Campus Life

Former Student Killed At Pearl Harbor Laid To Rest

Victor Patrick Tumlinson was on the USS Oklahoma when it was attacked by Japanese aircraft. Nearly 80 years later, his remains were identified.
By Caitlin Clark, Texas A&M University Division of Marketing and Communications December 20, 2019

portrait of victor tumlinson in uniform
Victor Patrick Tumlinson attended Texas A&M University during the summer of 1938. He was killed during the attack on Pearl Harbor.

Department of Defense

For nearly eight decades, the remains of Navy Fire Controlman 3rd Class Victor Patrick Tumlinson were unidentified. Like more than 72,000 other Americans who served during World War II, the military considered him unaccounted for, but believed he was killed during World War II while under enemy attack .

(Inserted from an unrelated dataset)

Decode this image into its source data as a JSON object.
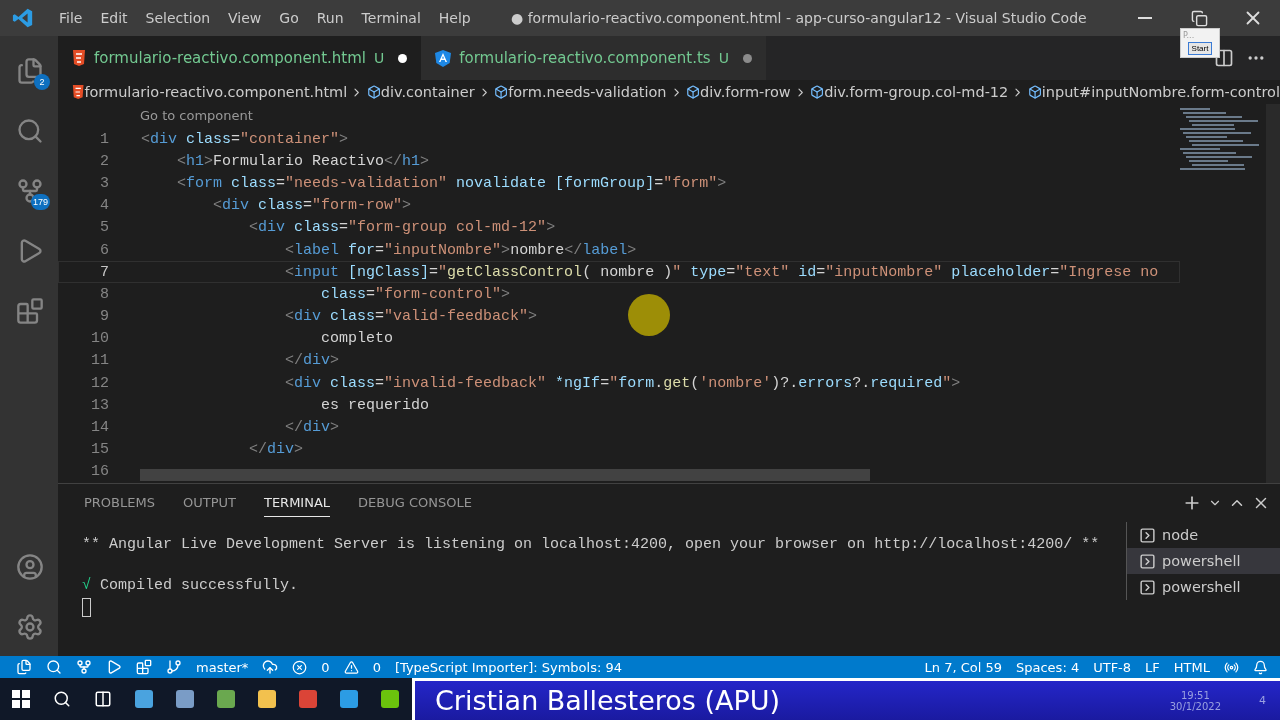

The 19-year-old from Raymondville was on the USS Oklahoma on Dec. 7, 1941 while it was moored at Ford Island, Pearl Harbor and attacked by Japanese aircraft. The battleship capsized after multiple torpedo hits. Tumlinson was among the 429 crewmen who were killed.

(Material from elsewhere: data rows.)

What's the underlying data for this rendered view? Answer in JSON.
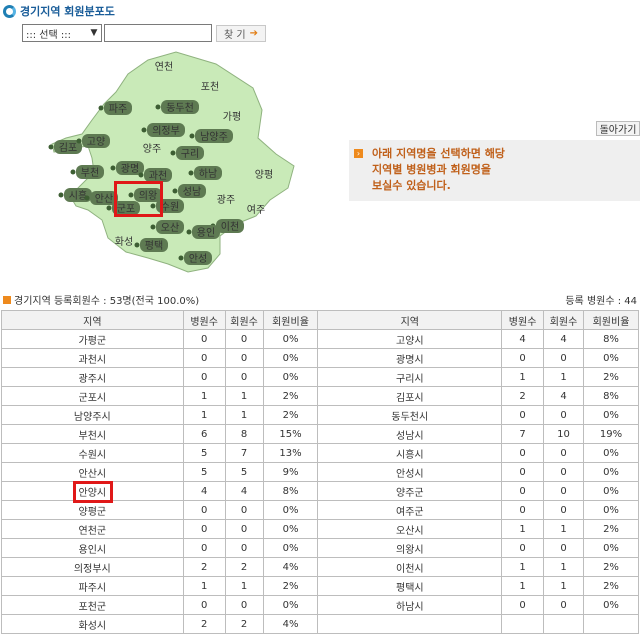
{
  "header": {
    "title": "경기지역 회원분포도"
  },
  "search": {
    "select_label": "::: 선택 :::",
    "button_label": "찾 기"
  },
  "map": {
    "regions": [
      {
        "name": "연천",
        "style": "plain"
      },
      {
        "name": "포천",
        "style": "plain"
      },
      {
        "name": "파주",
        "style": "tag"
      },
      {
        "name": "동두천",
        "style": "tag"
      },
      {
        "name": "가평",
        "style": "plain"
      },
      {
        "name": "의정부",
        "style": "tag"
      },
      {
        "name": "남양주",
        "style": "tag"
      },
      {
        "name": "김포",
        "style": "tag"
      },
      {
        "name": "고양",
        "style": "tag"
      },
      {
        "name": "양주",
        "style": "plain"
      },
      {
        "name": "구리",
        "style": "tag"
      },
      {
        "name": "부천",
        "style": "tag"
      },
      {
        "name": "광명",
        "style": "tag"
      },
      {
        "name": "하남",
        "style": "tag"
      },
      {
        "name": "양평",
        "style": "plain"
      },
      {
        "name": "과천",
        "style": "tag"
      },
      {
        "name": "시흥",
        "style": "tag"
      },
      {
        "name": "안산",
        "style": "tag"
      },
      {
        "name": "의왕",
        "style": "tag"
      },
      {
        "name": "성남",
        "style": "tag"
      },
      {
        "name": "광주",
        "style": "plain"
      },
      {
        "name": "군포",
        "style": "tag"
      },
      {
        "name": "수원",
        "style": "tag"
      },
      {
        "name": "여주",
        "style": "plain"
      },
      {
        "name": "오산",
        "style": "tag"
      },
      {
        "name": "이천",
        "style": "tag"
      },
      {
        "name": "용인",
        "style": "tag"
      },
      {
        "name": "화성",
        "style": "plain"
      },
      {
        "name": "평택",
        "style": "tag"
      },
      {
        "name": "안성",
        "style": "tag"
      }
    ]
  },
  "back_button": "돌아가기",
  "info": {
    "lines": [
      "아래 지역명을 선택하면 해당",
      "지역별 병원병과 회원명을",
      "보실수 있습니다."
    ]
  },
  "summary": {
    "text": "경기지역 등록회원수 : 53명(전국 100.0%)",
    "hospitals": "등록 병원수 : 44"
  },
  "table": {
    "headers": [
      "지역",
      "병원수",
      "회원수",
      "회원비율",
      "지역",
      "병원수",
      "회원수",
      "회원비율"
    ],
    "rows": [
      [
        "가평군",
        "0",
        "0",
        "0%",
        "고양시",
        "4",
        "4",
        "8%"
      ],
      [
        "과천시",
        "0",
        "0",
        "0%",
        "광명시",
        "0",
        "0",
        "0%"
      ],
      [
        "광주시",
        "0",
        "0",
        "0%",
        "구리시",
        "1",
        "1",
        "2%"
      ],
      [
        "군포시",
        "1",
        "1",
        "2%",
        "김포시",
        "2",
        "4",
        "8%"
      ],
      [
        "남양주시",
        "1",
        "1",
        "2%",
        "동두천시",
        "0",
        "0",
        "0%"
      ],
      [
        "부천시",
        "6",
        "8",
        "15%",
        "성남시",
        "7",
        "10",
        "19%"
      ],
      [
        "수원시",
        "5",
        "7",
        "13%",
        "시흥시",
        "0",
        "0",
        "0%"
      ],
      [
        "안산시",
        "5",
        "5",
        "9%",
        "안성시",
        "0",
        "0",
        "0%"
      ],
      [
        "안양시",
        "4",
        "4",
        "8%",
        "양주군",
        "0",
        "0",
        "0%"
      ],
      [
        "양평군",
        "0",
        "0",
        "0%",
        "여주군",
        "0",
        "0",
        "0%"
      ],
      [
        "연천군",
        "0",
        "0",
        "0%",
        "오산시",
        "1",
        "1",
        "2%"
      ],
      [
        "용인시",
        "0",
        "0",
        "0%",
        "의왕시",
        "0",
        "0",
        "0%"
      ],
      [
        "의정부시",
        "2",
        "2",
        "4%",
        "이천시",
        "1",
        "1",
        "2%"
      ],
      [
        "파주시",
        "1",
        "1",
        "2%",
        "평택시",
        "1",
        "1",
        "2%"
      ],
      [
        "포천군",
        "0",
        "0",
        "0%",
        "하남시",
        "0",
        "0",
        "0%"
      ],
      [
        "화성시",
        "2",
        "2",
        "4%",
        "",
        "",
        "",
        ""
      ]
    ]
  }
}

Just three years earlier, Tumlinson was enrolled at Texas A&M University. Records from the Office of the Registrar indicate he attended classes during the summer of 1938. Though it’s unclear exactly how long he attended A&M, like many young men his age, Tumlinson soon enlisted in the military. More than 20,000 Aggies served in the second World War.

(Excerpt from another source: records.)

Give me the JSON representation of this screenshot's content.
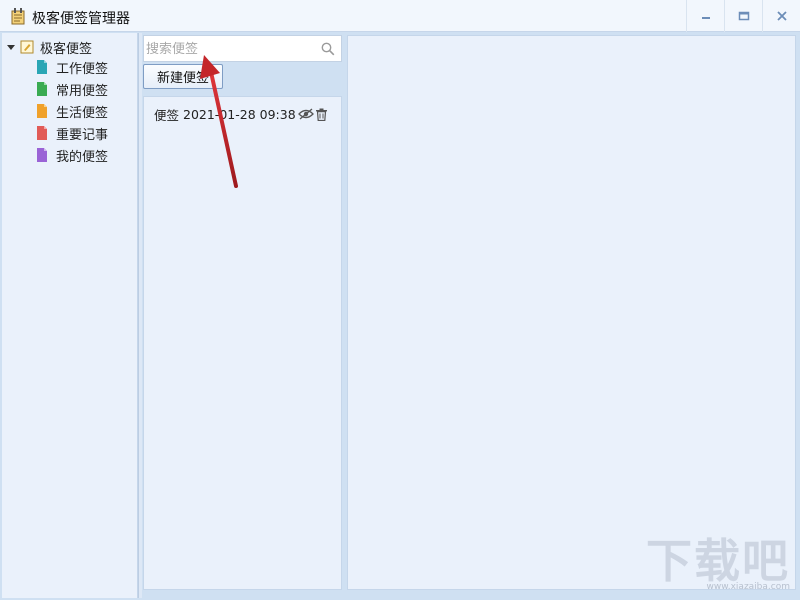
{
  "window": {
    "title": "极客便签管理器"
  },
  "sidebar": {
    "root": {
      "label": "极客便签",
      "expanded": true
    },
    "items": [
      {
        "label": "工作便签",
        "color": "#2aa6b5"
      },
      {
        "label": "常用便签",
        "color": "#3aab52"
      },
      {
        "label": "生活便签",
        "color": "#f0a12a"
      },
      {
        "label": "重要记事",
        "color": "#e15b57"
      },
      {
        "label": "我的便签",
        "color": "#9a63d6"
      }
    ]
  },
  "search": {
    "placeholder": "搜索便签",
    "value": ""
  },
  "toolbar": {
    "new_note_label": "新建便签"
  },
  "notes": [
    {
      "label": "便签",
      "timestamp": "2021-01-28 09:38"
    }
  ],
  "watermark": {
    "main": "下载吧",
    "sub": "www.xiazaiba.com"
  },
  "colors": {
    "accent": "#7f9dc4",
    "arrow": "#c4262a"
  }
}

The Department of Defense’s POW/MIA Accounting Agency announced in March that Tumlinson’s remains were identified thanks to advancements in forensic techniques. An announcement from the department says he was accounted for on Feb. 8.

While his remains were recovered from the Oklahoma, they could not be identified at the time. Tumlinson was buried at the National Memorial Cemetery in Honolulu along with others who were killed. A military board classified those who could not be identified — including Tumlinson — as non-recoverable in October 1949, according to the Department of Defense.

In April 2015, the deputy secretary of defense directed the disinterment of “unknowns” associated with the Oklahoma, the military announcement said, and those unidentified service members were exhumed for analysis that summer. The Department of Defense said Tumlinson’s remains were identified through mitochondrial DNA analysis, dental and anthropological analysis, and “circumstantial and material evidence.”

According to an article in TIME magazine, descendants of Tumlinson’s sister were asked to give mitochondrial DNA samples to compare with the remains. His surviving family members were informed of his identification earlier this year.

“I was overwhelmed,” his niece Cathy Ayers told TIME. “I thought it was not ever going to happen.”

Another Aggie who was declared missing in action during the Korean War was recently identified using similar DNA testing.

“Our Aggies who have made the ultimate sacrifice inspire us with their selfless service,” said Kathryn Greenwade, vice president of The Association of Former Students. “It is important that their sacrifice be recognized appropriately and that they be laid to rest with the full honors they have earned. As our military officials continue to the painstaking work of identifying remains, they honor the service of the fallen and also provide the families of these service members with long-overdue closure and comfort.”

Tumlinson was recently buried in his hometown on Pearl Harbor Day. The Department of Defense said a rosette will also be placed next to his name at the Courts of the Missing at the National Memorial Cemetery of the Pacific to indicate he has been accounted for.

Media contact: Caitlin Clark, 979-458-8412,

Related Stories

Recent Stories